Atlantic cod has been overfished for decades, an unsustainable and unlawful fact that continues to this day. New England’s most iconic fish faces a grim outlook, and matters will only get worse unless strict and effective management action is taken. At their most recent meeting, New England’s regional fishery managers had the chance to help cod. Instead, they recommended new catch limits that will further harm cod’s chance of recovery.
Unfortunately, management failure is not anything new. New England routinely avoids the hard decisions needed to sustainably manage cod. If New England wants a future for Atlantic cod, management must focus on the long-term health of the fish and fishery instead of short-term profits for the few.
Fisheries Managers Ignore Law and Science
Recent scientific assessments confirm that the Atlantic cod population remains at historic lows. The cod fishery is managed as two separate stocks – Gulf of Maine cod and Georges Bank cod – and both continue to be fished well beyond their limits. Also, there are too few young and even fewer adult fish in the population, making it even harder for the fish to rebuild to a healthy level.
The primary mandate of our nation’s federal fisheries law, the Magnuson-Stevens Act (MSA), is to prevent overfishing. To do so, fishery managers must set annual catch limits for each managed stock – how much fishermen are allowed to catch – based on the best available science. The New England Fishery Management Council, under the oversight of NOAA Fisheries, is responsible for setting these catch limits for stocks in our region.
When stocks like Gulf of Maine and Georges Bank cod are overfished, the MSA is even more explicit: managers must not only prevent overfishing but they must end it immediately to help stocks rebound to healthy population levels as quickly as possible.
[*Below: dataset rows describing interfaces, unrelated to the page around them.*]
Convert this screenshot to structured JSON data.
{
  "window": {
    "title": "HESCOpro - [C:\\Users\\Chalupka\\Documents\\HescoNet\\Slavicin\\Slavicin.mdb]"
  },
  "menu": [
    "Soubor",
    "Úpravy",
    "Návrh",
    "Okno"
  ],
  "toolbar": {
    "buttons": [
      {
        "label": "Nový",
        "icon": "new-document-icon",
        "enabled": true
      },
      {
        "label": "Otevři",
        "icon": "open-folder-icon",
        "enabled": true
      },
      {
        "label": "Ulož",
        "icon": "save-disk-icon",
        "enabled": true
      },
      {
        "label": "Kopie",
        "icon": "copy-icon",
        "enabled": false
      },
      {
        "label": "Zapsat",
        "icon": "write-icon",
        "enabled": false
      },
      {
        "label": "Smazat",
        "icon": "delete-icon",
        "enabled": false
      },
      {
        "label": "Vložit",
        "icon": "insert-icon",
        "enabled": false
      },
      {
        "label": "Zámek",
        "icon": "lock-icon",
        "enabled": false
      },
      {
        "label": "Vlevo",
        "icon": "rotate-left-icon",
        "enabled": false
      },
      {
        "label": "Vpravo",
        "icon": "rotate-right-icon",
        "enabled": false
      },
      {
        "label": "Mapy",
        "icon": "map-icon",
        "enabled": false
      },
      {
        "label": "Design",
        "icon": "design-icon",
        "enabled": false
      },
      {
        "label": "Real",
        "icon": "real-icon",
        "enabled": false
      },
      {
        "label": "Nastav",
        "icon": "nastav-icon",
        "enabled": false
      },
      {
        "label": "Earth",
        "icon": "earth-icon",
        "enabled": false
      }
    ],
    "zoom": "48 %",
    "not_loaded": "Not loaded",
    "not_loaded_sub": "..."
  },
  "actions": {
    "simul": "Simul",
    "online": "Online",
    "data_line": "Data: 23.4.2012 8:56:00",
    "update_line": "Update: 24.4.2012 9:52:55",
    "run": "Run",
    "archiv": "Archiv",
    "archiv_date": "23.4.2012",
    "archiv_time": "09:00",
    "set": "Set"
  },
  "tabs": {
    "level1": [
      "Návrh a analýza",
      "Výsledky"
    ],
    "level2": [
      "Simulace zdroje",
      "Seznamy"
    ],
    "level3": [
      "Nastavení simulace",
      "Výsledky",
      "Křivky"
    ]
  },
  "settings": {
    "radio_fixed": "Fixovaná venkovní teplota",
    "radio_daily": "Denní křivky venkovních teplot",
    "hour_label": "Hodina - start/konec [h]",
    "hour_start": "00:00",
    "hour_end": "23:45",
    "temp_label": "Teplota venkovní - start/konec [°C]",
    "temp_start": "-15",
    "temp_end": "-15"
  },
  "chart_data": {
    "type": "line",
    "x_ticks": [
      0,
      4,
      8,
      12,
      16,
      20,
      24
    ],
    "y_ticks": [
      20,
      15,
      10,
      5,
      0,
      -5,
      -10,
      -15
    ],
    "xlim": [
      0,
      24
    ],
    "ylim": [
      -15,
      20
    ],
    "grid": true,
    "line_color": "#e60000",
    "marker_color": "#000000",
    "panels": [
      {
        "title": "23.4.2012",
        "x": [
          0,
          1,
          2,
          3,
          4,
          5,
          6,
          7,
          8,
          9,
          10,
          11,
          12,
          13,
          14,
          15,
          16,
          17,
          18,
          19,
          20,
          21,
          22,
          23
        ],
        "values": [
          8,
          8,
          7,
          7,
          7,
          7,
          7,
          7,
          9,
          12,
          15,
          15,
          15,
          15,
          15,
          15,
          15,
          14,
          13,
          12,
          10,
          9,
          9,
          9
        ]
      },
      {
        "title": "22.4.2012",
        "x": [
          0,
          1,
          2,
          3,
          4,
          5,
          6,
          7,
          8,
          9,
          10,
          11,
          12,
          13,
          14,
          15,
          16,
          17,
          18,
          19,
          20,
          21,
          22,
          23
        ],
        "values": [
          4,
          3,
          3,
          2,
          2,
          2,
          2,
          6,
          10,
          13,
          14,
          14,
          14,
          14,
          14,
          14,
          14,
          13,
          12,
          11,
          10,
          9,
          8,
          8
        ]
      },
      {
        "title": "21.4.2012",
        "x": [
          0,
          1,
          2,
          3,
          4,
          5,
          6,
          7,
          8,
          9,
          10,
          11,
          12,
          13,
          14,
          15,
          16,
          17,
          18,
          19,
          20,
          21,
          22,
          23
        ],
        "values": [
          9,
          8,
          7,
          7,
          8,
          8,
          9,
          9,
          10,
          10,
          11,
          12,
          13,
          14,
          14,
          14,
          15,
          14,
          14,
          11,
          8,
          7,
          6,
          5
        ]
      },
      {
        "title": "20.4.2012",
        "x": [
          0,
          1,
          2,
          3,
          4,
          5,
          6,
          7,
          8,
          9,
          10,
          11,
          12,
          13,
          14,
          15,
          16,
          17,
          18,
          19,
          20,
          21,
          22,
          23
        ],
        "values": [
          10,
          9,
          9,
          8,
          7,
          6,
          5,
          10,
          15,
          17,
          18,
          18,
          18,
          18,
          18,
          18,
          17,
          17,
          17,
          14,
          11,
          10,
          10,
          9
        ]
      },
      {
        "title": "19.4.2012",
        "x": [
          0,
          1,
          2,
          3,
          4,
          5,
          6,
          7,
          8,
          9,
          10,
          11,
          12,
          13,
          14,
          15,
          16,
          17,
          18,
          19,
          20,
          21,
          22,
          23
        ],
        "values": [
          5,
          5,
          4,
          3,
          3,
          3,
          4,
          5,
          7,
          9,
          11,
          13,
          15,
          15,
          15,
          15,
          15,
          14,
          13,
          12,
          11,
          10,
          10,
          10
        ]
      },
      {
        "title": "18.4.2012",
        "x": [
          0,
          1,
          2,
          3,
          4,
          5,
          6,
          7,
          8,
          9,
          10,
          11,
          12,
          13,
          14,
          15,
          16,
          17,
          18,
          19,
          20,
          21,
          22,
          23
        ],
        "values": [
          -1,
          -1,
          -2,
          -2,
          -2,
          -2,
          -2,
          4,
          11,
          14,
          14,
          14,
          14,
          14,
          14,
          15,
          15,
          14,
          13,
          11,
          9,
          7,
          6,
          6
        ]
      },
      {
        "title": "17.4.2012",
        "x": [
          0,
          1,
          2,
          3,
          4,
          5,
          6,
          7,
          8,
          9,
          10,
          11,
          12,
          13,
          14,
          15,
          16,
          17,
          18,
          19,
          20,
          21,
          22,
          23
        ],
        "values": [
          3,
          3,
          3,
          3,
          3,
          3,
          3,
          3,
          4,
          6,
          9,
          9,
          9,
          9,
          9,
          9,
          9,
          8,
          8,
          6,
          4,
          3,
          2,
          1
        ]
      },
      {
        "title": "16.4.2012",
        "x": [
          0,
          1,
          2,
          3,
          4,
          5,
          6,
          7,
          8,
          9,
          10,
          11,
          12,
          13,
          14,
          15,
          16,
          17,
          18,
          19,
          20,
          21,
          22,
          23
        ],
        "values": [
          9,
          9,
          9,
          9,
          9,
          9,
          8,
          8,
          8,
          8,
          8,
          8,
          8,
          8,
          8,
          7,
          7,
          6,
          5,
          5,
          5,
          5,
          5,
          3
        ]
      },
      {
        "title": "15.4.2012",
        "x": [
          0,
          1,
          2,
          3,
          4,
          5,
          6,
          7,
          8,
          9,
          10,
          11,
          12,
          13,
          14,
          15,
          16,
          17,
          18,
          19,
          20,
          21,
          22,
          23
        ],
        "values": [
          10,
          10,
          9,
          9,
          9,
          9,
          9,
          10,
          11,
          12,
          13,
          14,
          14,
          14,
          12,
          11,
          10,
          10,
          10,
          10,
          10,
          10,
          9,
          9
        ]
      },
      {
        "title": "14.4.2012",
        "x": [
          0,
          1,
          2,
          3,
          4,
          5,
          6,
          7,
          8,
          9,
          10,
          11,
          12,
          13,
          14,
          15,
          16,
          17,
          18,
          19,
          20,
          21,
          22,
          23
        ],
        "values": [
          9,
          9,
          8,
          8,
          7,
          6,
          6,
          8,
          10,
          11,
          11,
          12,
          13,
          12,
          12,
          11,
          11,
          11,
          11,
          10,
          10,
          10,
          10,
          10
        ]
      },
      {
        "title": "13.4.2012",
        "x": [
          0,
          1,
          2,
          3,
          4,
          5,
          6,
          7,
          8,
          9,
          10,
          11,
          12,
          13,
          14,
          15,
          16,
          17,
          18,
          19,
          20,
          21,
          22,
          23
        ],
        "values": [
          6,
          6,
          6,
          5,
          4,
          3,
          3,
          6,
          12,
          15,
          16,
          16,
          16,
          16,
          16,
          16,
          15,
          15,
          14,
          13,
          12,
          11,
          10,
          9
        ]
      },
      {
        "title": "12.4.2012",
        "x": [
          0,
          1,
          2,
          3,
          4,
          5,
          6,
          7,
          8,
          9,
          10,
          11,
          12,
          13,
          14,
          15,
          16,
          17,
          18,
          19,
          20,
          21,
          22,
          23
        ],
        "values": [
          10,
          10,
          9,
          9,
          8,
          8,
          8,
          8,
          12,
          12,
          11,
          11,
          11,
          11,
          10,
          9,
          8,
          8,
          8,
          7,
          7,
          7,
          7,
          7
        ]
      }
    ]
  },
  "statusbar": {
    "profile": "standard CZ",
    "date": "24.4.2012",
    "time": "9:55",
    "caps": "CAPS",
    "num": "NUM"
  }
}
NOAA Fisheries and the New England Council have repeatedly failed this legal mandate.
New Catch Limits Will Harm Atlantic Cod
The newly recommended catch limits for the 2020-2022 fishing years are set out in the Council’s proposed update to Atlantic cod’s management plan, called Framework 59. While the new catch limits for both cod stocks are lower than those in recent years, they still won’t end overfishing of cod or help rebuild the population to a healthy level.
Both stocks would benefit from being “incidental catch only.” This would mean fishermen cannot intentionally fish for cod, giving the fish a better chance at recovery.
Once again, the Council ignored that cod is on the brink of complete collapse and should be managed with the utmost caution. Rather than learn from the risky and unsuccessful management decisions that got the fishery to this point, the Council continued its pattern of avoiding the hard decisions needed to end overfishing and rebuild this once-lucrative fishery.
Help Us Fight for Cod
As CLF has done for decades, we will continue to advocate for the sustainable management of Atlantic cod and hold our fishery managers accountable to the law, so they end overfishing and set cod stocks on a healthy path toward rebuilding.
NOAA Fisheries still needs to approve the Council’s recommendation before it becomes final. That process includes a chance for you to make your voice heard by sending public comments to NOAA Fisheries on the updated catch limits.
Sign up CLF emails for so you don’t miss your chance to let the federal government know you want to see a sustainable future for Atlantic cod – and that these catch limits won’t get us there.